Here’s the commit that fixes this problem — you’ll notice that pointer arithmetic is still happening — but with some additional bounds checking.

Also — now that we understand the bug, it’s easy to see how some of the reporting around it is incorrect. While this bug probably won’t effect apache (due to the apache_was_here check), it could potentially effect other web server clients of the PHP-FPM FastCGI server that are sending along the path_info without doing their own bounds checking. It could also effect people using PHP-FPM with the deprecated older 5.x line of PHPs if they’re using FastCGI. Certainly not common, but it is possible.

Why this Happens

Why these sorts of bugs happen is where we get into the big swampy morass of culture. There’s lots of vectors to consider.

First — there’s C, the language. C is a good language for carefully and performantly dealing with streams of bytes on a computer, but it’s so easy to get things wrong. Compounding that — “wrong” is often invisible, and only when your program is used in “this certain way”. C remains the a foundational component of the tools we rely on everyday, but there’s a reason 99% of projects started today don’t start with C.

Second — there’s C, the culture. The culture of C programmers drips with a machismo that if you don’t understand it, the problem’s you. This can lead to a culture where you, a less adapt C programmer, know there’s a problem with something, but don’t want to say anything unless you invoke the derision of the original program or your supposed peers. Try asking a C question on a programming forum like Stack Overflow if you’d like a taste of this.

Even when everyone’s working at the same level, there’s a tendency to prefer the dangerous techniques to safer, less performant options.

So, Not all C Programmers, etc., but this culture problem is real, and can easily lead to bugs like this slipping through.

The third, and final vector to consider, is PHP and open source culture — in particular the culture around the PHP core project itself. You get a taste of this in the initial bug report.

From your description I conclude that the issue can not happen unless FPM is misconfigured in a way that essentially makes it broken

By and large, PHP — the language — is maintained by people who aren’t working PHP programmers. It’s also, by and large, maintained by people who are volunteers. I saw some loose talk of this problem only affecting “misconfigured” nginx servers — which (as someone’s who been a working PHP programmer) seems like willful ignorance of how people use PHP in the wild.
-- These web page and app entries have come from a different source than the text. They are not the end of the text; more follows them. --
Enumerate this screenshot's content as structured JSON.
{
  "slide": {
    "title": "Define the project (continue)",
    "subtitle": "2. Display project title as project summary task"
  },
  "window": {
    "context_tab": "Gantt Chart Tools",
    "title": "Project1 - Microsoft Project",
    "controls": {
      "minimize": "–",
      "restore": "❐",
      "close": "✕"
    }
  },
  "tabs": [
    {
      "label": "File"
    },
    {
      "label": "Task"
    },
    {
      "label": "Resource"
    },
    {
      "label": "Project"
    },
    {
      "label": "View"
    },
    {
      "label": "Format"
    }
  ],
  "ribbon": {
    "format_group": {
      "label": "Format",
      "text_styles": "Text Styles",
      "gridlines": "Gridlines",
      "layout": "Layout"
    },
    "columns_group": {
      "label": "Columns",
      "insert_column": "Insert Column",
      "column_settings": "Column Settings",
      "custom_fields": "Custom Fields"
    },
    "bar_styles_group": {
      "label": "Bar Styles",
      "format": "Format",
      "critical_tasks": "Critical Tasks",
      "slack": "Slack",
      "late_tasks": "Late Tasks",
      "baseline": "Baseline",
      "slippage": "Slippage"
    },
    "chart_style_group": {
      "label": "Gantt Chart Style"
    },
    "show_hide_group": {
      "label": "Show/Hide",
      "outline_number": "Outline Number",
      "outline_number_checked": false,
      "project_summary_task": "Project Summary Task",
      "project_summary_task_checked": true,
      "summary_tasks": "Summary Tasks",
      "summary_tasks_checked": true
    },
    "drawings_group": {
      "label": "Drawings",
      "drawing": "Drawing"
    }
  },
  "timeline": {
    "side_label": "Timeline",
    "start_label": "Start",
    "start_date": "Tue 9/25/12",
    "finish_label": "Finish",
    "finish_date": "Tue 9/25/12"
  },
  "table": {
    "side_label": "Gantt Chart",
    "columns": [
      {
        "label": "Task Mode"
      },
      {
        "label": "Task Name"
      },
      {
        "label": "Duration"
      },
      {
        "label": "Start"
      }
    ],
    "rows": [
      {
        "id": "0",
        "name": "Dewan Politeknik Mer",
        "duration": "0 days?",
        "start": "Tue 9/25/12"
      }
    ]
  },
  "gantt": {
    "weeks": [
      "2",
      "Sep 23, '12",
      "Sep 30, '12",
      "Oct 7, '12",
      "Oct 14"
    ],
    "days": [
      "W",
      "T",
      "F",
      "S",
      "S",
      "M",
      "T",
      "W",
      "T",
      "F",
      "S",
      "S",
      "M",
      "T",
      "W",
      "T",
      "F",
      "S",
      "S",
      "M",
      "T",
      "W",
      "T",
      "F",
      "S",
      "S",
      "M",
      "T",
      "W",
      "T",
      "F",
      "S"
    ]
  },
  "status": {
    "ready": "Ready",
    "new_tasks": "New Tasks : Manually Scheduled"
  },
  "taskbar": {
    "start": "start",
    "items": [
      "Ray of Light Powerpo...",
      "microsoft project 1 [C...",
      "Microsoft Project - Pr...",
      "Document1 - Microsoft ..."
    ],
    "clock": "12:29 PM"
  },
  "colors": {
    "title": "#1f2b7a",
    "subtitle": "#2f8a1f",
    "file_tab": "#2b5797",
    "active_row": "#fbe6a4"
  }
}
But — someone that’s not a working PHP programmer (i.e. a core developer) might not realize how common the above web server configuration is, and might just assume that if folks are sending weird data to the FPM daemon that’s on the data sender. That might seem irresponsible (and it is), but when you’re a volunteer it’s easy to think hard things are someone else’s problem.

The PHP culture problem goes beyond the core team as well — why isn’t there a safer standard nginx configuration in use? Heck, forget safer — why isn’t there a standard one period? Why are we all relying on tutorials written as content marketing for hosting companies to make all this work?

Fortunately, the original reporter was both patient and persistent, and (to PHP core’s credit) someone eventually noticed the potential seriousness of the exploit, and a fix was available before the exploit was made public via the usual security blog PR networks. That said — as my career spiral has brought me further and further down the abstraction stack it’s somewhat — concerning? — how fragile the systems we rely on for everyday work really are.

Copyright © Alan Storm 1975 – 2019 All Rights Reserved

Originally Posted: 28th October 2019